Sunday, November 11, 2012

Tutorial: How to pollinate a lemon tree


This is my dwarf Meyer lemon tree. It lives outdoors in the spring, summer, and fall, and comes inside my office to spend the winter. Usually once it comes inside it has some ripening fruit...but also some blossoms for the next fruit cycle. Since the tree is now inside, it needs to be pollinated by me! Call me foolish but it took me a few seasons to figure all of this out. I apologize in advance for not giving the proper scientific names for these plant parts! Why don't these trees come with a manual? Why don't children come with a manual? Why am I so dependent on directions? Er....getting back to pollination:


For people who already know how to do this, the pictures and directions may seem like overkill. But for those who don't know how, it takes a little practice to see the different between the two flower types, just like when you first started gardening and ALL the seedling plants looked the same! A little experience with the kinds of blossoms will hopefully teach your eyes to distinguish the difference, but once you learn it I think it stays with you always. Besides, if you already know how to do this, why are you reading this post? 

There are two kinds of flowers on this lemon tree. I believe the female flower is the one that will actually become the fruit. This flower has a long, thick stem-like structure exactly in the middle of the flower petals. It has a small knob at the end. Before pollination, this knob is white in color. After pollination, the knob becomes distinctly yellow. On the photo below the female flower is the lower blossom, pointing downward. The upper flower (surely the male!) has no middle structure. Instead it has fringy, vibrantly yellow center petalets (my word, like it?) that are heavy with loads of pollen. If you jolt the branch, pollen takes to the air and drifts around, coating the leaves and everything else in the room (the computers do not like this). 


Below shows an unpollinated female structure....it's not bright yellow yet. Sorry so blurry...one-handed photography is tricky with my camera.




Below is another picture, this one with two pollinated female flowers. See the middle structure? (okay, I found it now...that middle structure is the pistil)




The closest I can get with my camera....female flower with pistil. 



To pollinate, grab a Q-tip. Even cheap ones with work for this, although I have discovered they are pretty much useless for any other job. Stick the end of the Q-tip right inside that male plant (stop laughing!) and roll it around real good, coat that Q-tip with pollen! It doesn't seem to go as far as you would think.


This is supposed to be a picture of the Q-tip with pollen. Little tiny grains of pollen on it! In the background is a half-grown lemon. Yes, I know it looks like a lime. Why does everybody say that? Do I strike people as unable to distinguish lemons from limes? This tree has lived with me for years, give me the benefit of the doubt! This is what lemons look like before they look like lemons :)

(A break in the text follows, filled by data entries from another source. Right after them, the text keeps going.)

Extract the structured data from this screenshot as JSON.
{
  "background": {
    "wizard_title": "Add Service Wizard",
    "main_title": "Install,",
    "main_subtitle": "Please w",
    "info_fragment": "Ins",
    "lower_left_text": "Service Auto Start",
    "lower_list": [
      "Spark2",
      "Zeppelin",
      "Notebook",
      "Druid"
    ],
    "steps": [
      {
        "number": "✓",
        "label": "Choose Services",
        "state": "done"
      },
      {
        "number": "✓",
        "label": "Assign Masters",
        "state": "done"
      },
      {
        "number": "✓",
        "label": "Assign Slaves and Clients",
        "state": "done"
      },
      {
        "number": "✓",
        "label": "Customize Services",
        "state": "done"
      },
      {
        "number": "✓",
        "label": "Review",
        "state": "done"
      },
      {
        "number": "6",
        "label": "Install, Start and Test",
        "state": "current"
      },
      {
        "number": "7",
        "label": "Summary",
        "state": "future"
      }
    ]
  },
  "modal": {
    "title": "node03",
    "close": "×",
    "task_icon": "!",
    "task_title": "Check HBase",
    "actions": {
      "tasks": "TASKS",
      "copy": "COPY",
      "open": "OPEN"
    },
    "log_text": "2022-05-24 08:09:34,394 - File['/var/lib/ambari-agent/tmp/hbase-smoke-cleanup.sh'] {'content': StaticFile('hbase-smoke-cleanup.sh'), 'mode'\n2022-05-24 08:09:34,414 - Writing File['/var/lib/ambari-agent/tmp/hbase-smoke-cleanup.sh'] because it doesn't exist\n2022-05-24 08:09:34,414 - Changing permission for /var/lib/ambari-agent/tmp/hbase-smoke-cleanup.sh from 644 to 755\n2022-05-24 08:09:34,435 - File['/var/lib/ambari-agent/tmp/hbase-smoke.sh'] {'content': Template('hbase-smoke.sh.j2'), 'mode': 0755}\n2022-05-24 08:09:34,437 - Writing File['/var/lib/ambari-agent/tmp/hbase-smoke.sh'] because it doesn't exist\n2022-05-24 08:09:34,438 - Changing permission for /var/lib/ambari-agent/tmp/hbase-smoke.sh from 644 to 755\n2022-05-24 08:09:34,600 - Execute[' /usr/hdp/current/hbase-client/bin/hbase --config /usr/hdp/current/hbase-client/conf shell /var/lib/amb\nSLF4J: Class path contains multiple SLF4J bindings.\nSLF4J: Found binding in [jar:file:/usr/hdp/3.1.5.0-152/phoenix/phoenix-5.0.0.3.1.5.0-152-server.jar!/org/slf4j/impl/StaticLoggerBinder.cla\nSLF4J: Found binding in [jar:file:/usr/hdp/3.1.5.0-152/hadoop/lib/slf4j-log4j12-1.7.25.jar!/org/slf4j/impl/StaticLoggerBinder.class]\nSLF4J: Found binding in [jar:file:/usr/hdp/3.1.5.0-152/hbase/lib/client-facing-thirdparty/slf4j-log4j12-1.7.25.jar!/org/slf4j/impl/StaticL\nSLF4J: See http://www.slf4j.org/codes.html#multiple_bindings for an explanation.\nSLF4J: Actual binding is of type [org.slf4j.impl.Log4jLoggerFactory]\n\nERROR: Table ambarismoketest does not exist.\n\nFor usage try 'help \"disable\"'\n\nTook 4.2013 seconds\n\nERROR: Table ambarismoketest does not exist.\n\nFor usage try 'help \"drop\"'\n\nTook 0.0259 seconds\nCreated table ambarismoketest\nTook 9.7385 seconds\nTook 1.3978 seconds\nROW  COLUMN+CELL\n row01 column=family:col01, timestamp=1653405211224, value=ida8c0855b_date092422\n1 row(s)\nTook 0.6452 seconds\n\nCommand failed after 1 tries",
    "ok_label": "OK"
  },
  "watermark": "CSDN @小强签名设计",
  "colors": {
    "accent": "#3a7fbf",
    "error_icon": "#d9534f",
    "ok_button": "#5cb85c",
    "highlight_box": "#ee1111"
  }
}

Last step! Carry the pollinated Q-tip to a female flower pistil and rub that pollen all over it - I know, this is awfully weird and kinky! Thus is the sex life of plants. Orchids are even worse, trust me! Once the pistil is bright yellow, you should be done. I think. I am still learning here, myself. 


If you did it right, in a few days or a week (I don't time it!) the petals and other parts will fall off and you will see a bump at the base of the pistil. This is the baby lemon! I have noticed that sometimes these babies will also fall off, I don't know if it's because they just weren't pollinated enough, if they have something wrong with them, or if the tree just has too many to feed. Just make sure you have pollinated as many female flowers as possible, as you can always remove some fruit later if the tree is unable to grow that many. Also as with any fruiting plant, the more fruit you have will often mean smaller fruit. It's a fine balancing act between fruit quantity and fruit size!











2 comments:

Gabriella H. said...

Try fertilizing the lemon tree with phosphorous right before you pollinate, you should be able to find a nicely balanced bloom fertilizer at your local garden store. it should help the tree produce more and larger lemons. Best of luck!

jen knot said...

Also - try using a small fine bristled paintbrush or a bird feather instead of the qtip. The brush/feather allows more pollen to get to the stigma (female part) instead of sticking on the qtip. And you should wait until the stigma is yellow and sticky which means it is ready to receive pollen.